Brush It Off

Operating out of your comfort zone can increase introversion tendencies.  Some networkers worry they will say the wrong thing and sound stupid.  Others are afraid to “interrupt” someone at a party. Others fear they might be “rejected” when they reach out to another person. Even as an established professional, it is an unpleasant experience to introduce yourself and attempt to carry on a conversation with someone who clearly appears not to give a damn about you. I know – it’s happened to me plenty of times! When it happens to you, just brush it off and go to the next person.

When someone gives you a cold shoulder, it likely means that person’s problems are greater than yours.

Pair Busting

Periodically, you will find yourself at a networking event, standing by yourself with nobody to talk to. You look around the room and everyone is already engaged in conversation with someone else.  There are no other “single” people. It can be a little unnerving. When this happens, it’s time to be a pair or trio buster.

Simply look around for a pair or trio of people and walk toward them. Don’t worry if you feel like you’re interrupting. Just go up to the pair or trio and introduce yourself.  Be assertive.  Sometimes it helps to say, “Mind if I join you?” in a joking sort of way. Ninety-five percent of the pairs you bust open, will welcome you.  The other five percent are jerks and not worthy of your company.

Welcome Other Busters

Now, when you are already talking to someone else and a third person tries to bust into your pair, be sure to include that person and make them feel welcome. Treat the conversational newcomer the same way you would like to be treated. Don’t act as if you’re inconvenienced. Just introduce yourselves and allow the person to feel part of the group.

The tone of your voice and your body language will help make such a person feel more welcome. Slightly turn your body toward the new person to make them feel subconsciously included and welcome. If the person comes in mid-conversation, I explain what you have been talking about in an effort to bring the new person up to speed.

Connecting

Networking gives you the opportunity to be a “connecter,” a person who introduces two people to each other.
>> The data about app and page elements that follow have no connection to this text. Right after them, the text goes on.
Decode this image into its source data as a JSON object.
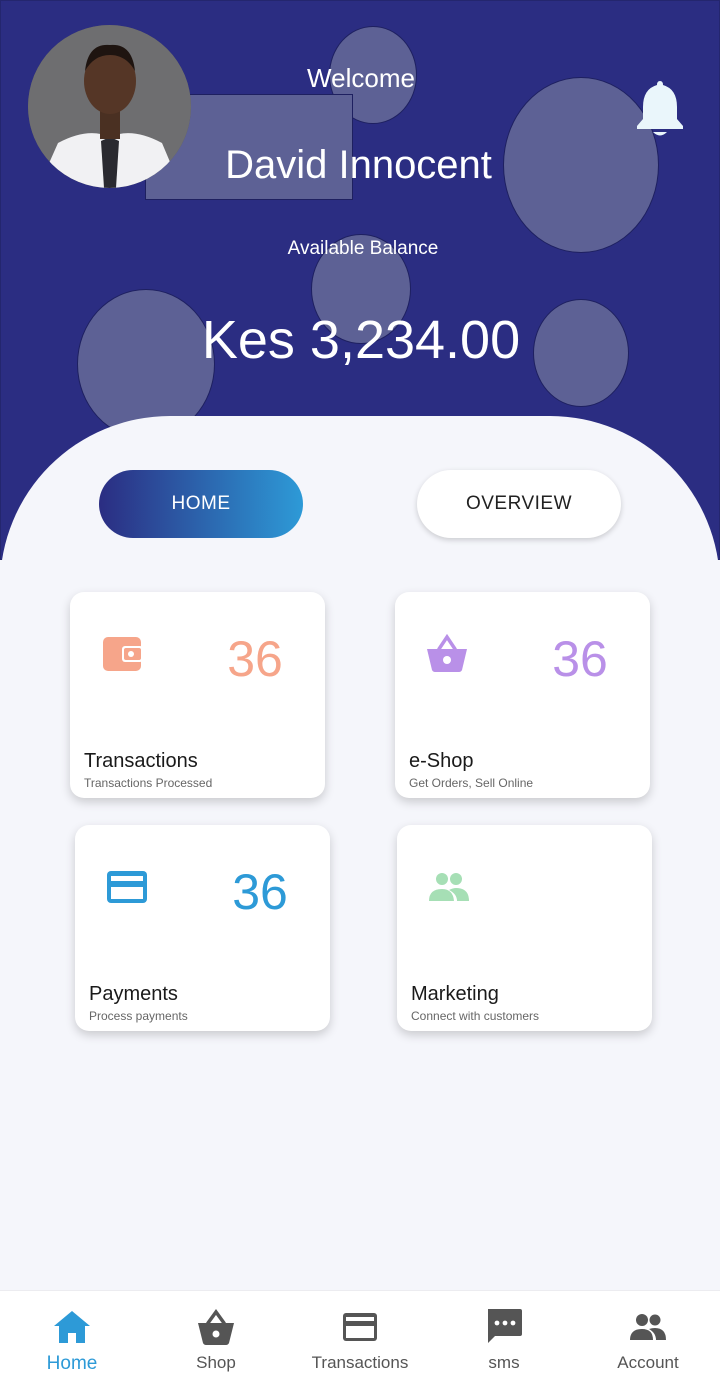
{
  "header": {
    "welcome_text": "Welcome",
    "user_name": "David Innocent",
    "balance_label": "Available Balance",
    "balance_value": "Kes 3,234.00",
    "notification_icon": "bell-icon"
  },
  "tabs": {
    "home_label": "HOME",
    "overview_label": "OVERVIEW"
  },
  "cards": [
    {
      "icon": "wallet-icon",
      "count": "36",
      "title": "Transactions",
      "subtitle": "Transactions Processed",
      "color": "#f6a58a"
    },
    {
      "icon": "basket-icon",
      "count": "36",
      "title": "e-Shop",
      "subtitle": "Get Orders, Sell Online",
      "color": "#b990e8"
    },
    {
      "icon": "credit-card-icon",
      "count": "36",
      "title": "Payments",
      "subtitle": "Process payments",
      "color": "#2d9ad7"
    },
    {
      "icon": "people-icon",
      "count": "",
      "title": "Marketing",
      "subtitle": "Connect with customers",
      "color": "#a6dfb5"
    }
  ],
  "bottom_nav": [
    {
      "icon": "home-icon",
      "label": "Home",
      "active": true
    },
    {
      "icon": "basket-icon",
      "label": "Shop",
      "active": false
    },
    {
      "icon": "credit-card-icon",
      "label": "Transactions",
      "active": false
    },
    {
      "icon": "chat-icon",
      "label": "sms",
      "active": false
    },
    {
      "icon": "people-icon",
      "label": "Account",
      "active": false
    }
  ],
  "colors": {
    "header_bg": "#2b2d82",
    "accent": "#2d9ad7",
    "page_bg": "#f5f6fb"
  }
}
Go out of your way to connect others to each other. If you connect two people who end up doing business together, you have earned social capital. The two people who profited from that relationship will always appreciate you and owe you a debt of gratitude.

Connecting also helps mitigate introverted feelings. Instead of focusing on the stress of networking, make it your mission to find people you already know but who don’t know each other. Make it a game.

On Your Own

While preparing to go to some function, have you ever worried, “What if I don’t know anyone?” It’s a common concern, but knowing nobody at a networking event is actually a blessing if you have the right attitude. When nobody knows you, you are liberated from all preconceived notions. You have a clean slate. You can establish your image any way you want in front of new people.

Not knowing anyone forces you to actually use your networking skills. Too many people will go to a function and sit in the corner with their friends, co-workers, spouse, whoever. That’s a waste of time. If you’re going to do that, just go to a restaurant.

One last thing…I usually drive by myself to networking functions. I find that I meet more people this way and get more out of the event. You can move around at your own pace not having to keep track of the person you arrived with. Another advantage of driving by yourself is that you can leave whenever you like!

Jeff Beals is a professional speaker and award-winning author, who helps professionals enjoy greater success through effective sales, marketing and personal branding techniques. He delivers energetic and humorous keynote speeches and workshops to audiences worldwide. To discuss booking a presentation, go to JeffBeals.com or email at info@jeffbeals.com or call us at (402) 637-9300.

Click here to subscribe to Jeff’s weekly articles!

Click here to see sample videos of Jeff speaking to live audiences!